But the differences became pronounced last July when a Mungiki regional commander allegedly stabbed Maina in the abdomen after a disagreement in his vast Kitengela estate. Although he vehemently denies the incident, witnesses claimed the incident occurred when Njenga called a meeting of other Mungiki members to discuss how to share the group’s wealth. “Mungiki members feel that during their heydays, before Maina converted to Christianity, they made a lot of money and they were well taken care of.
Ever since Maina got saved, times have been hard on members and it was decided that it was better to share the wealth Maina acquired through Mungiki.
That way, Maina will remain with his church while Mungiki can continue with their activities,” said our source.

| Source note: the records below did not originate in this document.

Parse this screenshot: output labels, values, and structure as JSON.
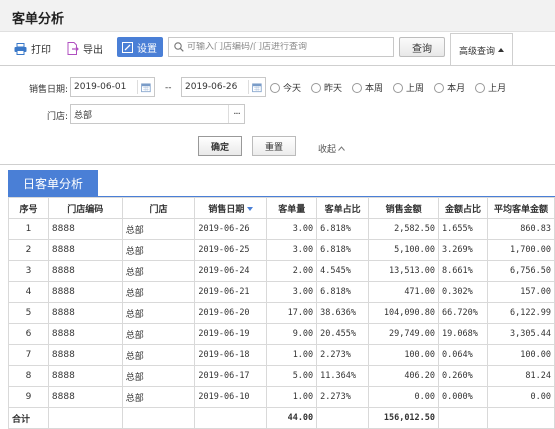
{
  "page": {
    "title": "客单分析"
  },
  "toolbar": {
    "print_label": "打印",
    "export_label": "导出",
    "settings_label": "设置",
    "search_placeholder": "可输入门店编码/门店进行查询",
    "search_label": "查询",
    "advanced_label": "高级查询"
  },
  "filter": {
    "date_label": "销售日期:",
    "date_from": "2019-06-01",
    "date_sep": "--",
    "date_to": "2019-06-26",
    "quick_ranges": [
      "今天",
      "昨天",
      "本周",
      "上周",
      "本月",
      "上月"
    ],
    "store_label": "门店:",
    "store_value": "总部",
    "store_more": "···",
    "confirm_label": "确定",
    "reset_label": "重置",
    "collapse_label": "收起"
  },
  "section": {
    "tab_label": "日客单分析"
  },
  "table": {
    "headers": [
      "序号",
      "门店编码",
      "门店",
      "销售日期",
      "客单量",
      "客单占比",
      "销售金额",
      "金额占比",
      "平均客单金额"
    ],
    "rows": [
      [
        "1",
        "8888",
        "总部",
        "2019-06-26",
        "3.00",
        "6.818%",
        "2,582.50",
        "1.655%",
        "860.83"
      ],
      [
        "2",
        "8888",
        "总部",
        "2019-06-25",
        "3.00",
        "6.818%",
        "5,100.00",
        "3.269%",
        "1,700.00"
      ],
      [
        "3",
        "8888",
        "总部",
        "2019-06-24",
        "2.00",
        "4.545%",
        "13,513.00",
        "8.661%",
        "6,756.50"
      ],
      [
        "4",
        "8888",
        "总部",
        "2019-06-21",
        "3.00",
        "6.818%",
        "471.00",
        "0.302%",
        "157.00"
      ],
      [
        "5",
        "8888",
        "总部",
        "2019-06-20",
        "17.00",
        "38.636%",
        "104,090.80",
        "66.720%",
        "6,122.99"
      ],
      [
        "6",
        "8888",
        "总部",
        "2019-06-19",
        "9.00",
        "20.455%",
        "29,749.00",
        "19.068%",
        "3,305.44"
      ],
      [
        "7",
        "8888",
        "总部",
        "2019-06-18",
        "1.00",
        "2.273%",
        "100.00",
        "0.064%",
        "100.00"
      ],
      [
        "8",
        "8888",
        "总部",
        "2019-06-17",
        "5.00",
        "11.364%",
        "406.20",
        "0.260%",
        "81.24"
      ],
      [
        "9",
        "8888",
        "总部",
        "2019-06-10",
        "1.00",
        "2.273%",
        "0.00",
        "0.000%",
        "0.00"
      ]
    ],
    "total": {
      "label": "合计",
      "count": "44.00",
      "amount": "156,012.50"
    }
  },
  "colors": {
    "accent": "#4a7fd6",
    "print_icon": "#3a78c8",
    "export_icon": "#b050c0"
  }
}
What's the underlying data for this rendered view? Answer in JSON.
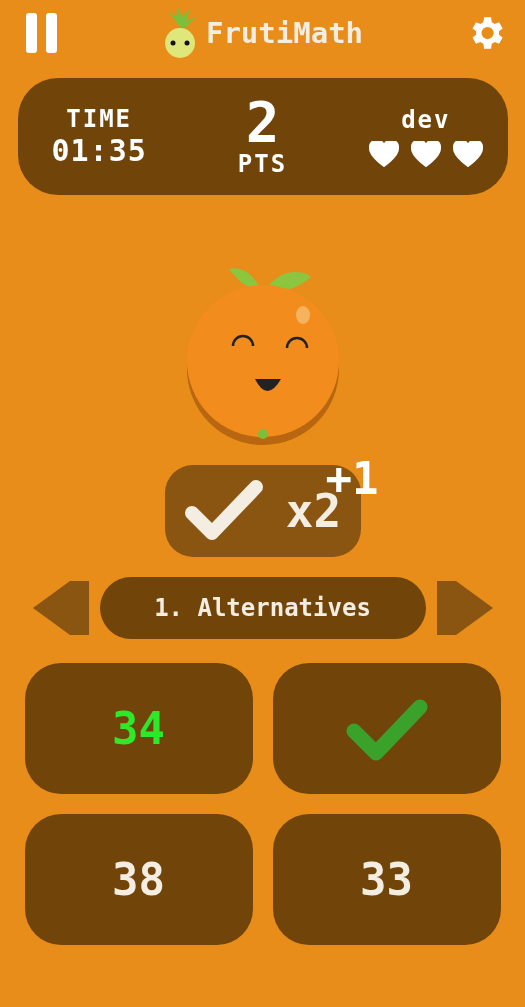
{
  "header": {
    "title": "FrutiMath"
  },
  "stats": {
    "time_label": "TIME",
    "time": "01:35",
    "points": "2",
    "points_label": "PTS",
    "player": "dev",
    "hearts": [
      {
        "filled": true
      },
      {
        "filled": true
      },
      {
        "filled": true
      }
    ]
  },
  "feedback": {
    "kind": "correct",
    "multiplier": "x2",
    "bonus": "+1"
  },
  "mode": {
    "label": "1. Alternatives"
  },
  "answers": [
    {
      "kind": "number",
      "text": "34",
      "correct": true
    },
    {
      "kind": "check"
    },
    {
      "kind": "number",
      "text": "38",
      "correct": false
    },
    {
      "kind": "number",
      "text": "33",
      "correct": false
    }
  ]
}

At the height of its influence, members claim the group boasted as many as 500,000 members and collected Sh2 million daily in extortion fees.
From these proceeds, Mungiki is thought to have bought about a piece of land in Kitengela,estimated by some members to be 1,000 acres and other undocumented properties around their strongholds. Members from the splinter group say that majority of these properties are registered in the name of Njenga, and now they want them shared out equally.
Njenga owns a house in Kitengela, and another one in upscale Karen, which borders an estate where some of Kenya’s top politicians live. S
Efforts to reach Njenga throughout the week bore no fruit as his aides who had promised us an interview said he was too busy to honour it.